[Exercise materials Boundary: Start]
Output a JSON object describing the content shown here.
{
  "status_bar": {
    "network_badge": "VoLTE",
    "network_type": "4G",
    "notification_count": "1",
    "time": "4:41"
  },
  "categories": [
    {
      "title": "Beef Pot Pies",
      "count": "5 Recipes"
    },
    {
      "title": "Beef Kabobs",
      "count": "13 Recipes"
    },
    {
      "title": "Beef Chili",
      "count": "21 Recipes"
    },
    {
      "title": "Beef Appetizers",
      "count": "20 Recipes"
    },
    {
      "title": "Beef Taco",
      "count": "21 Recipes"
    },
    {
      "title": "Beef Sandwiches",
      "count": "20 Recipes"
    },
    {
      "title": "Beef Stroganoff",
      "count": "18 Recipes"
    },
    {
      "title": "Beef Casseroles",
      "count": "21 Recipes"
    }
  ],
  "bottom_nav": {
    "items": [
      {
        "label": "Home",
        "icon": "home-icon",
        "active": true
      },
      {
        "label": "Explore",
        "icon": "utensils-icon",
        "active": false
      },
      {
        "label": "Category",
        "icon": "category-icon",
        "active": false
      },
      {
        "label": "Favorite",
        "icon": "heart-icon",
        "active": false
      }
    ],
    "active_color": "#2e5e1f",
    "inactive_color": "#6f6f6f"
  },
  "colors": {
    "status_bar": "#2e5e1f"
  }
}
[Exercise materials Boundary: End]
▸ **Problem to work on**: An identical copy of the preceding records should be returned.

▸ **Solution to this exercise**:
Output a JSON object describing the content shown here.
{
  "status_bar": {
    "network_badge": "VoLTE",
    "network_type": "4G",
    "notification_count": "1",
    "time": "4:41"
  },
  "categories": [
    {
      "title": "Beef Pot Pies",
      "count": "5 Recipes"
    },
    {
      "title": "Beef Kabobs",
      "count": "13 Recipes"
    },
    {
      "title": "Beef Chili",
      "count": "21 Recipes"
    },
    {
      "title": "Beef Appetizers",
      "count": "20 Recipes"
    },
    {
      "title": "Beef Taco",
      "count": "21 Recipes"
    },
    {
      "title": "Beef Sandwiches",
      "count": "20 Recipes"
    },
    {
      "title": "Beef Stroganoff",
      "count": "18 Recipes"
    },
    {
      "title": "Beef Casseroles",
      "count": "21 Recipes"
    }
  ],
  "bottom_nav": {
    "items": [
      {
        "label": "Home",
        "icon": "home-icon",
        "active": true
      },
      {
        "label": "Explore",
        "icon": "utensils-icon",
        "active": false
      },
      {
        "label": "Category",
        "icon": "category-icon",
        "active": false
      },
      {
        "label": "Favorite",
        "icon": "heart-icon",
        "active": false
      }
    ],
    "active_color": "#2e5e1f",
    "inactive_color": "#6f6f6f"
  },
  "colors": {
    "status_bar": "#2e5e1f"
  }
}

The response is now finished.